* Data shown *
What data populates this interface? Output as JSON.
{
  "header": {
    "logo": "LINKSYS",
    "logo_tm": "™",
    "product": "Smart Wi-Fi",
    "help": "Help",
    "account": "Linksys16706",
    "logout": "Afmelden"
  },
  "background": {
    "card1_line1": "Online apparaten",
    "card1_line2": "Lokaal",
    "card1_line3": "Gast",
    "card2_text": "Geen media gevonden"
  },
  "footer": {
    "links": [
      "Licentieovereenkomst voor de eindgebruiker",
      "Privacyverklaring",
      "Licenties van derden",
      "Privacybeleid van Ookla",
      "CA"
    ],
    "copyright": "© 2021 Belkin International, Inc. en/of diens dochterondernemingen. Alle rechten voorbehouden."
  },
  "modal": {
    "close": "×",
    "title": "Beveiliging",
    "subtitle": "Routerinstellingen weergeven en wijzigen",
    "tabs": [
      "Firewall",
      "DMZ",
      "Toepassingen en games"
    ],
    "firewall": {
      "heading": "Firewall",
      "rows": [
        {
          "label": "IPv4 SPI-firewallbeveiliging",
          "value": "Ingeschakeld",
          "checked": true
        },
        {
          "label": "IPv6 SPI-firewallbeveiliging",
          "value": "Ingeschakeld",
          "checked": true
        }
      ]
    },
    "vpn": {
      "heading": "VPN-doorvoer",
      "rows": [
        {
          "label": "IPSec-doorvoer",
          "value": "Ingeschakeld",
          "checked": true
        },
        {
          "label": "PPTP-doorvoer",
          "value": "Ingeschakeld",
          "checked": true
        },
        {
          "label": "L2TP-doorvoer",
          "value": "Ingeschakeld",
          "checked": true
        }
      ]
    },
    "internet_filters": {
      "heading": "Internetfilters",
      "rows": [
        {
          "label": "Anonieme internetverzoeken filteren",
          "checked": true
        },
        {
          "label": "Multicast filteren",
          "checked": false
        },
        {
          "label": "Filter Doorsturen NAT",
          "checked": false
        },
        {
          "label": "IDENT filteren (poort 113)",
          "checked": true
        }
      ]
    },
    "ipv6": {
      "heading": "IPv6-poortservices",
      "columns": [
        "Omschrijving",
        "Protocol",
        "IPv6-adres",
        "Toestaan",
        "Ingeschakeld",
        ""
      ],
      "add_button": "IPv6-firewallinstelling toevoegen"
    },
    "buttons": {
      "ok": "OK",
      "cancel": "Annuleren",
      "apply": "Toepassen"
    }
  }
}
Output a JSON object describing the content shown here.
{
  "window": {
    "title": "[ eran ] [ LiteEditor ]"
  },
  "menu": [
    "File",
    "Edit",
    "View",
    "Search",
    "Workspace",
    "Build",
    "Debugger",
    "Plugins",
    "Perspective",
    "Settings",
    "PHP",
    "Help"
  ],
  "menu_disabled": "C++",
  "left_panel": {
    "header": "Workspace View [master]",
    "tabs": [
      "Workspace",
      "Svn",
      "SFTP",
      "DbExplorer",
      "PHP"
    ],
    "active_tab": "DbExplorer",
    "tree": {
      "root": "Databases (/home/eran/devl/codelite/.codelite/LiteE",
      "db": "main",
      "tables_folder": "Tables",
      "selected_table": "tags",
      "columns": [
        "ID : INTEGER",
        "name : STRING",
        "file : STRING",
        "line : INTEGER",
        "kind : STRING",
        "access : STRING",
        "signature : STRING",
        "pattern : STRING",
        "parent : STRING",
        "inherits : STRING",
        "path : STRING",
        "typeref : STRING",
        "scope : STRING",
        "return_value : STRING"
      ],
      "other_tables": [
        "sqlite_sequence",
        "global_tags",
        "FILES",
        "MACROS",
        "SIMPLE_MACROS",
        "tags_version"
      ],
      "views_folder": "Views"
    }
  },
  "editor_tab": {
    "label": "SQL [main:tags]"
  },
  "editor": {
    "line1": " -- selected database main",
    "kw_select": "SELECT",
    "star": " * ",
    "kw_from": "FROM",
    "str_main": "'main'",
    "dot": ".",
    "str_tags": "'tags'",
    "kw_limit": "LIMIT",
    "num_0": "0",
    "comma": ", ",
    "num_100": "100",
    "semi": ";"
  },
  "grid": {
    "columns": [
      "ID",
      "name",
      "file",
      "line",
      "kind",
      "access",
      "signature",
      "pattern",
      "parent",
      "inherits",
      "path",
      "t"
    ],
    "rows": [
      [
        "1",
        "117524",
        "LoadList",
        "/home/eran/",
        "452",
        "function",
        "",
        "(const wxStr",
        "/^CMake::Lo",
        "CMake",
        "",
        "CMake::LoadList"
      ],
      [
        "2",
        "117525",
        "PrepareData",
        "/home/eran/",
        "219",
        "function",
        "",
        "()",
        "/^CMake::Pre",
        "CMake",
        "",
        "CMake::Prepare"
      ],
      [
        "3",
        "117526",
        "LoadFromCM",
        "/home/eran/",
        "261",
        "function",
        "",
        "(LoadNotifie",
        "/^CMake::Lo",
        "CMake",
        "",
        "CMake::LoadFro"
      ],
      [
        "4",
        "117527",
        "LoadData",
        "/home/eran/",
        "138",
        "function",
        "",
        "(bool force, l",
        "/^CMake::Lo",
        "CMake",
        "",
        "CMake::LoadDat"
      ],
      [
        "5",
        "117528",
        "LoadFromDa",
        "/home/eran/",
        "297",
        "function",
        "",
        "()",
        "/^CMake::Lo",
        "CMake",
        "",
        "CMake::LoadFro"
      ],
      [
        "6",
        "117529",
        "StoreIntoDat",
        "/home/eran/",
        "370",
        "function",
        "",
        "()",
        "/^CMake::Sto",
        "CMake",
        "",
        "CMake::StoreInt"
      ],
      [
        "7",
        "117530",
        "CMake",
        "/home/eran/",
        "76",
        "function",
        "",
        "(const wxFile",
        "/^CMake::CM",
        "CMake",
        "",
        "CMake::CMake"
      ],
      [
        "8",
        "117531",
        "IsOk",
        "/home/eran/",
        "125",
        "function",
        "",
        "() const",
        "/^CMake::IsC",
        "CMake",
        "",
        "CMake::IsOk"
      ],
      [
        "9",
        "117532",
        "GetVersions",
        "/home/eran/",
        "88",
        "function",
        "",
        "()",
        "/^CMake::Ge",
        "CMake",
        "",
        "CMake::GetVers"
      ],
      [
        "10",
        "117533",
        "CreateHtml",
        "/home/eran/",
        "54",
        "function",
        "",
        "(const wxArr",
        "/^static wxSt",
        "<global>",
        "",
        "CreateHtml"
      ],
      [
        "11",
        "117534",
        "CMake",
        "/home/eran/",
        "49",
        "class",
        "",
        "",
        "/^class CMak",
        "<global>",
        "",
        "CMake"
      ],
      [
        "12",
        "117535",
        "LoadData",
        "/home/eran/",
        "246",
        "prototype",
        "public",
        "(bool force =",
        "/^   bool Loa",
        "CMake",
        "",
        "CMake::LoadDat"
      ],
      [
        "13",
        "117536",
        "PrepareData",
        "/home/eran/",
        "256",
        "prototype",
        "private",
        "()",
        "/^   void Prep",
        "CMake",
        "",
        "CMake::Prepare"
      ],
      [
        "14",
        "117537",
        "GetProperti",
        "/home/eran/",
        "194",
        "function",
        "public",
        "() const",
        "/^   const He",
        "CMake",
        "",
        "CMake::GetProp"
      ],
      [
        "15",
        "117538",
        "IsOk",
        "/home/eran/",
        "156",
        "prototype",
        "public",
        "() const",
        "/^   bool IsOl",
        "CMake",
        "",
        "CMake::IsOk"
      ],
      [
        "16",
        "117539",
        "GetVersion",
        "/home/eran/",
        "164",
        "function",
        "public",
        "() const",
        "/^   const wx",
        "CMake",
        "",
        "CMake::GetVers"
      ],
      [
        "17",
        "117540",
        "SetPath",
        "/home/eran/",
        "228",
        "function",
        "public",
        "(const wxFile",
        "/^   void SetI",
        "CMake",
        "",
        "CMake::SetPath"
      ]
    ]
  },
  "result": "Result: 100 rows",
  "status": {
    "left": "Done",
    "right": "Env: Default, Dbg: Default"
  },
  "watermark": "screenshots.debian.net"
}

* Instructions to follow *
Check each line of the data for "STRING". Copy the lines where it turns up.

* Result for this exercise *
        "name : STRING",
        "file : STRING",
        "kind : STRING",
        "access : STRING",
        "signature : STRING",
        "pattern : STRING",
        "parent : STRING",
        "inherits : STRING",
        "path : STRING",
        "typeref : STRING",
        "scope : STRING",
        "return_value : STRING"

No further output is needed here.